- ACTIVITY
Show every line of the data that includes the word "Jira".

- DATA FOR THE TASK
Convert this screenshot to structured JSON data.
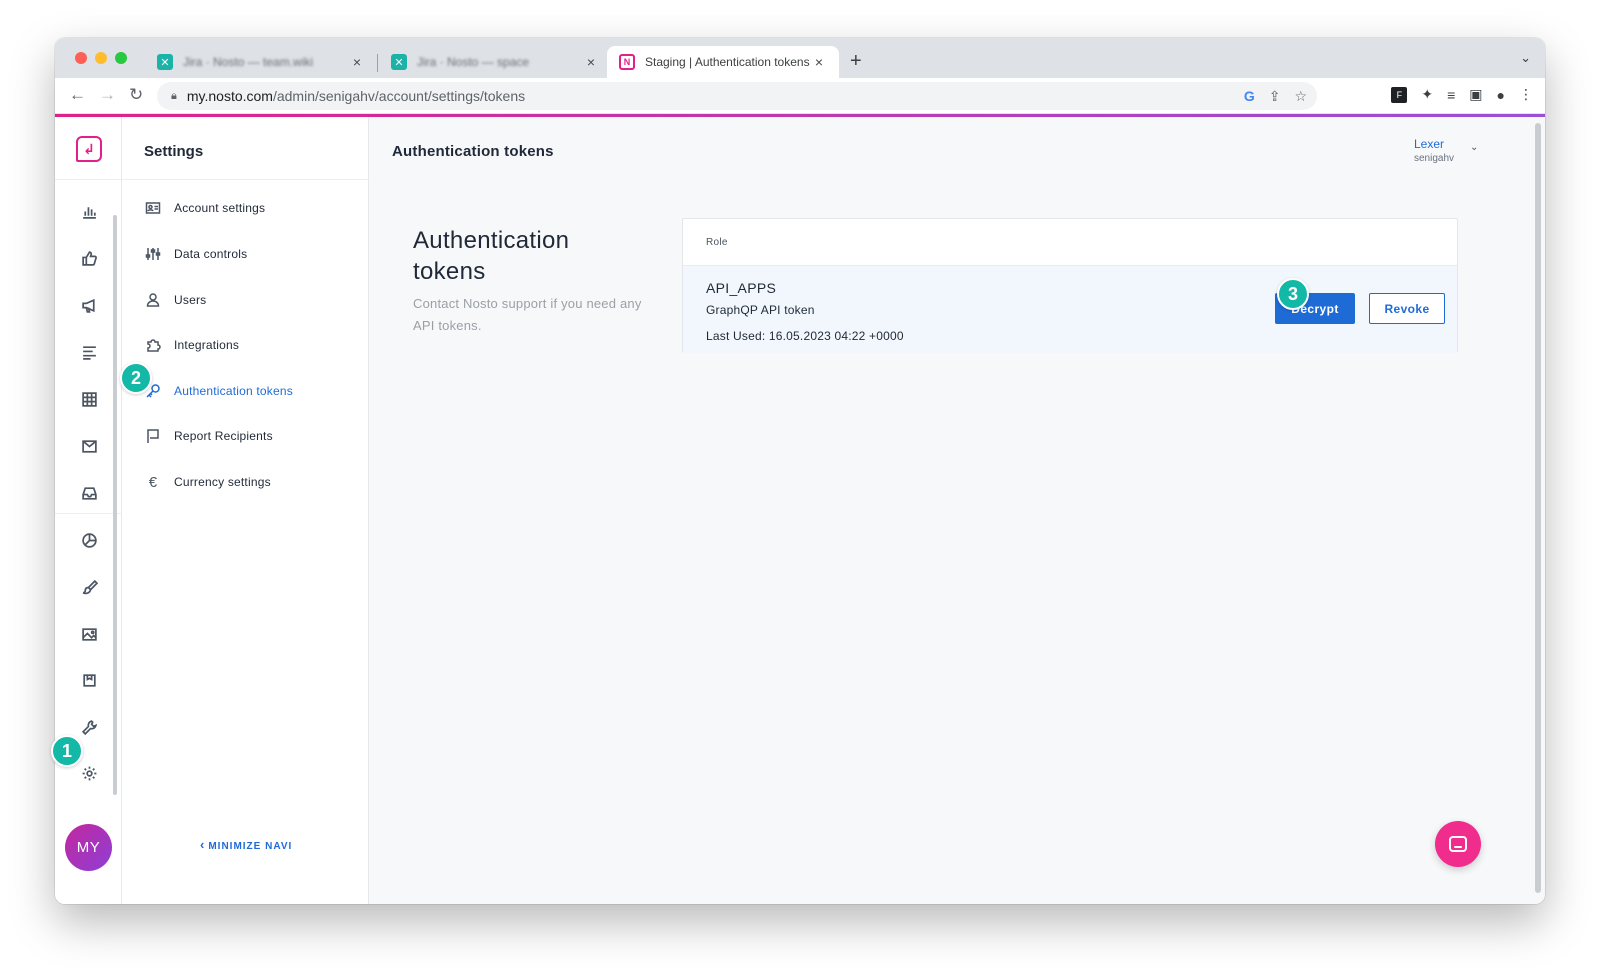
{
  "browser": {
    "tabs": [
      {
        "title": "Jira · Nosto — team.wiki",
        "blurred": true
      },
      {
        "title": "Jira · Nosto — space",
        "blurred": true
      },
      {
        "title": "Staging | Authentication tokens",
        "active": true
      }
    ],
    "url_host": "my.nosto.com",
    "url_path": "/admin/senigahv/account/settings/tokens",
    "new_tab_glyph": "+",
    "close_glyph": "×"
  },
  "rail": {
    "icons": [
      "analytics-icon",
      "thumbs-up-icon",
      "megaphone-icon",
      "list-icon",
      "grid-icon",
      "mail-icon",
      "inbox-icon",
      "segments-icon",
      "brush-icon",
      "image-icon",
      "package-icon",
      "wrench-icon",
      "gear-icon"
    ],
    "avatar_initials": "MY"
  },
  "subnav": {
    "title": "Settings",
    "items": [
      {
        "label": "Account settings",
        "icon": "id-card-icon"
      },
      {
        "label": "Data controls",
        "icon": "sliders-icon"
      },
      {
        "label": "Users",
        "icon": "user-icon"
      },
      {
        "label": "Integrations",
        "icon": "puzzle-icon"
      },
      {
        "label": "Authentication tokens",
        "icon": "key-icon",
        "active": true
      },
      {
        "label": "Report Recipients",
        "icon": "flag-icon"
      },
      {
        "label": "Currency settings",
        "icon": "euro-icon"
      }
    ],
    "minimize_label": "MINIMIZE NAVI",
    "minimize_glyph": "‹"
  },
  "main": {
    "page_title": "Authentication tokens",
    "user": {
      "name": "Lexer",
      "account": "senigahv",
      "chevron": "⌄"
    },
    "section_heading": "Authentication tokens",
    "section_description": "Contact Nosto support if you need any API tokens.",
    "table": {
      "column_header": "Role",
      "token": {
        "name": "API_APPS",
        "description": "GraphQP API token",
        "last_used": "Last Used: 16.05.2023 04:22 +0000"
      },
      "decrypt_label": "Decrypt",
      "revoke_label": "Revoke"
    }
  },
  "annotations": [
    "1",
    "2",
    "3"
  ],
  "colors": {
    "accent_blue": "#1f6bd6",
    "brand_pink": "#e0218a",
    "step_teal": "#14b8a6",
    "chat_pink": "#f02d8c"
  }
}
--
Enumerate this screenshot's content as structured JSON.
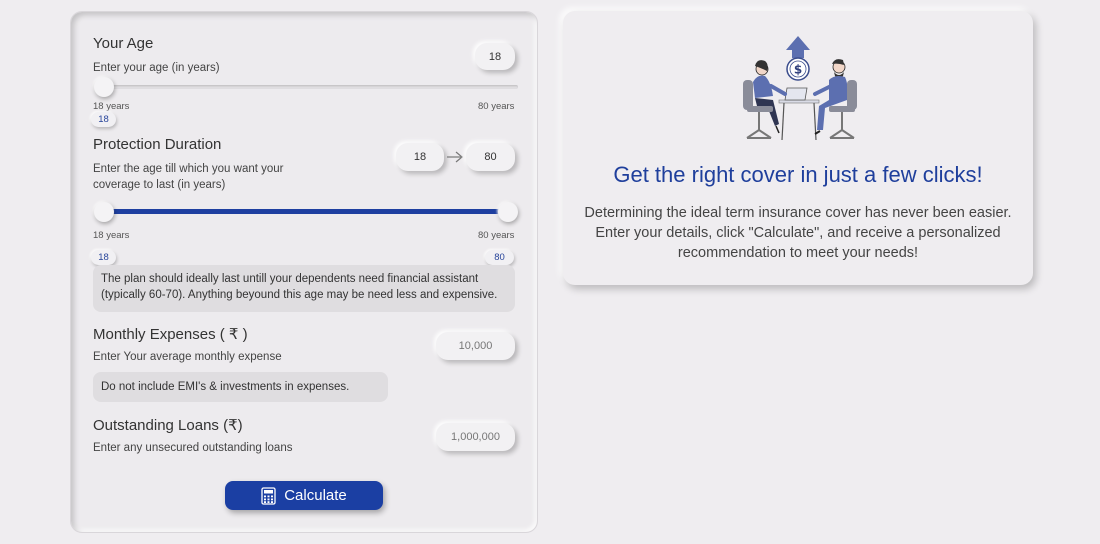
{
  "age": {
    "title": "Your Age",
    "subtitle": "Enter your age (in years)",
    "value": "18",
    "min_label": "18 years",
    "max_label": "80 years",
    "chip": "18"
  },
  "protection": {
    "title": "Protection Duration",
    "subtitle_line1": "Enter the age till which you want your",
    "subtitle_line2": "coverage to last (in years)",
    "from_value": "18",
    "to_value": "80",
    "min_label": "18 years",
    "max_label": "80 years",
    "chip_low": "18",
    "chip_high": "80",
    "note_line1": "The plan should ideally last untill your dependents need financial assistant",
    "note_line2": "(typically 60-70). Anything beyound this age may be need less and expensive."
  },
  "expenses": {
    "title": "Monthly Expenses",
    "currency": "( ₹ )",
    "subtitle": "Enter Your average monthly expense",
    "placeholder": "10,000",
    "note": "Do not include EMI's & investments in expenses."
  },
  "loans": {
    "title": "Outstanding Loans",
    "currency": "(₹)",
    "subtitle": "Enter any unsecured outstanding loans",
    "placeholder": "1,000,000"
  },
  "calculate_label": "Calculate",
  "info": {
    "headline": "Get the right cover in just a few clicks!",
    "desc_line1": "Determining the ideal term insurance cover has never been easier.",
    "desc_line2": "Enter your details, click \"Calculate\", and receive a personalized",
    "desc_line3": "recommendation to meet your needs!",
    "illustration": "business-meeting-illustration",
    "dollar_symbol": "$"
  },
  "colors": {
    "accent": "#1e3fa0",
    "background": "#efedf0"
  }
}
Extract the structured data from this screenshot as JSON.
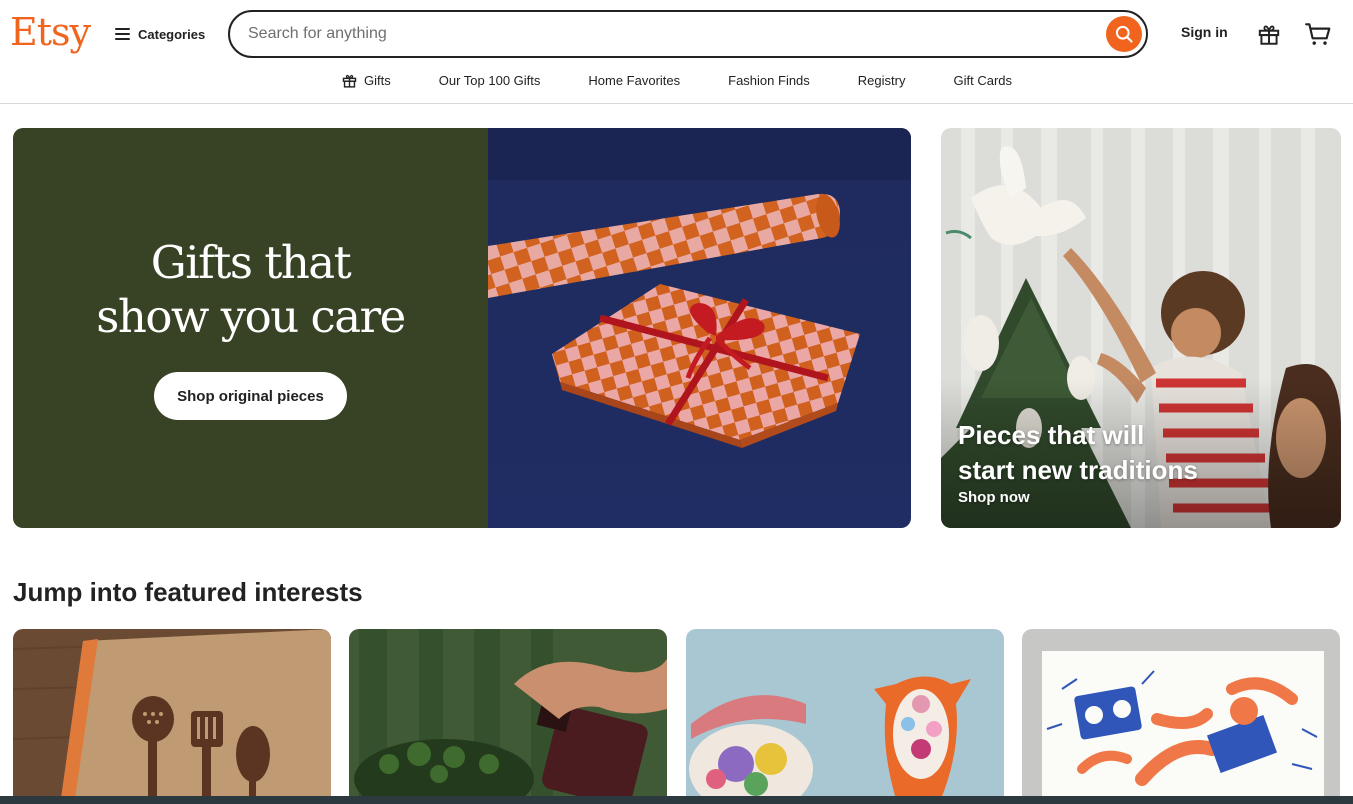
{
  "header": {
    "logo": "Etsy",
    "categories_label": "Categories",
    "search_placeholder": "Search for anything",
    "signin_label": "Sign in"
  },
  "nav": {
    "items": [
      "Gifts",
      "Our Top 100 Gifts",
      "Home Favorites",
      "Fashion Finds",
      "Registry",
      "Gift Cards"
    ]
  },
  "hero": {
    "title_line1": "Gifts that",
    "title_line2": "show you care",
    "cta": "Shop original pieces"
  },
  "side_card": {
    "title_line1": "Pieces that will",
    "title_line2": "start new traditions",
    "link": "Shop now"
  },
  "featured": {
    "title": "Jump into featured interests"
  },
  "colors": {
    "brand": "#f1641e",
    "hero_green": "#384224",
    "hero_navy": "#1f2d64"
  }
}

- ANSWER BELOW
        "title": "Jira · Nosto — team.wiki",
        "title": "Jira · Nosto — space",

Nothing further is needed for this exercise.